I was talking to someone recently about how people interact
with me, and something came up that has come up before,
and that is that how people act in relation to me has everything
to do with THEM.
Whatever they say or do about my situation - not always - but
often - has to do with what makes them feel better. It is not
If it was about me they would:
*be less apt to try to fix something unfixable.
*know that a rote saying won't mean much - if anything.
*know that my tears can be a good thing.
*think more about me and what I need instead of trying to
be in their head trying to figure out the right thing to say, or do.
*allow me my moments.
*allow me to be whatever me I need to be to get through
what I am dealing with.
*support me in the ways I ask, instead of what they think is best
*realize that my situation is hard enough without those who care
about me disappearing.
*realize that while I don't often feel "lonely" that when facing what
I am it is all too easy to feel "alone."
*realize that if I reach out for help, an acknowledgment of the
request would be appreciated. They would realize that being
ignored is more painful than a lack of any kind of support.

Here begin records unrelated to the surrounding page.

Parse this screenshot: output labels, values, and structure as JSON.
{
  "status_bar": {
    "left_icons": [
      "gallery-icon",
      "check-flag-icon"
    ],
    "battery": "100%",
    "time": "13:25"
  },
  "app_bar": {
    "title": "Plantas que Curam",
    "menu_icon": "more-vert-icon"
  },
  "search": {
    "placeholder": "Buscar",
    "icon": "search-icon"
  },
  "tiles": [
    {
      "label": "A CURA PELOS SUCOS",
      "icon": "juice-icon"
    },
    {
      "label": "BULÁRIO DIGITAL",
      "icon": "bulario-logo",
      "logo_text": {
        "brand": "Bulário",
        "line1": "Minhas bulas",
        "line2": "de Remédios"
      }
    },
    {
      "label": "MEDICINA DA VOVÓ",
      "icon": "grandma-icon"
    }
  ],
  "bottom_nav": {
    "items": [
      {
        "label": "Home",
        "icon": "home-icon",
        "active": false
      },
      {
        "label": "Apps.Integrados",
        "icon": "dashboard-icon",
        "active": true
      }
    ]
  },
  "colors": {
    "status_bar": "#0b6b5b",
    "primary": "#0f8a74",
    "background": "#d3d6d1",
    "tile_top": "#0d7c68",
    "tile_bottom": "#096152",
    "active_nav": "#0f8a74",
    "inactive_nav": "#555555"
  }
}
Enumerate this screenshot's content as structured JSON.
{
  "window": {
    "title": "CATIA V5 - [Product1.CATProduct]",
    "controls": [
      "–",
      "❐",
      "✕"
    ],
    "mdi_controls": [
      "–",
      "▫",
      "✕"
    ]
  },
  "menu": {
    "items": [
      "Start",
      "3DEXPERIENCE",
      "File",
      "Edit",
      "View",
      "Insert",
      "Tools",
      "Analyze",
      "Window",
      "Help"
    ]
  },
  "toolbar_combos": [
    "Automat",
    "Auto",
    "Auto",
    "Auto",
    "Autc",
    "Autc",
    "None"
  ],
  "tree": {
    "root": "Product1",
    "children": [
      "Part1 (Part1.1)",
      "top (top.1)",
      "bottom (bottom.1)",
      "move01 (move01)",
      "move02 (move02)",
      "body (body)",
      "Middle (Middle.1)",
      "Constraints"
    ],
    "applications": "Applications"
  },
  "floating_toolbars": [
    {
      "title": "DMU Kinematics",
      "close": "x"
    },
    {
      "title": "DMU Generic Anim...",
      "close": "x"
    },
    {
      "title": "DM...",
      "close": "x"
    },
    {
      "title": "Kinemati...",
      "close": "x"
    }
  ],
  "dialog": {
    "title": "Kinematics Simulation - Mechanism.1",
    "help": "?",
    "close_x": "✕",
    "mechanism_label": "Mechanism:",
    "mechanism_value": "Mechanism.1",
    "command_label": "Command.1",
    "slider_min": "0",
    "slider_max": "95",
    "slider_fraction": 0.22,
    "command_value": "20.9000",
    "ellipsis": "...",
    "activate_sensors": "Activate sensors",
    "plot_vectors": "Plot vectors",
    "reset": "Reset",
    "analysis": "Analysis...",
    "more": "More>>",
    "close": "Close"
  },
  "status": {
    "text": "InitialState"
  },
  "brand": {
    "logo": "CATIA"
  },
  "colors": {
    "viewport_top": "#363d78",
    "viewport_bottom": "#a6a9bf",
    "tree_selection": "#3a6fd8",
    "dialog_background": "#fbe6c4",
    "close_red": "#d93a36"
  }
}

So the question to ask yourself (if you care - and it's ok if you don't)
is who are you focusing on when interacting with (or refraining
from interacting with) someone you care about who is struggling?
If you are focused on yourself you are less likely to know how
best to be, and are most likely to feel awkward. (How can you
ultimately feel better if what you are doing isn't making the other
person feel better? You could potentially fool yourself, but is that
what you'd really want to do?)
But if you focus on the other person,
you are likely to find the cues you need.
In the process, both of you will likely feel better.
When you don't know what to say or do about a situation a person
is in...consider making it about them. And see what happens.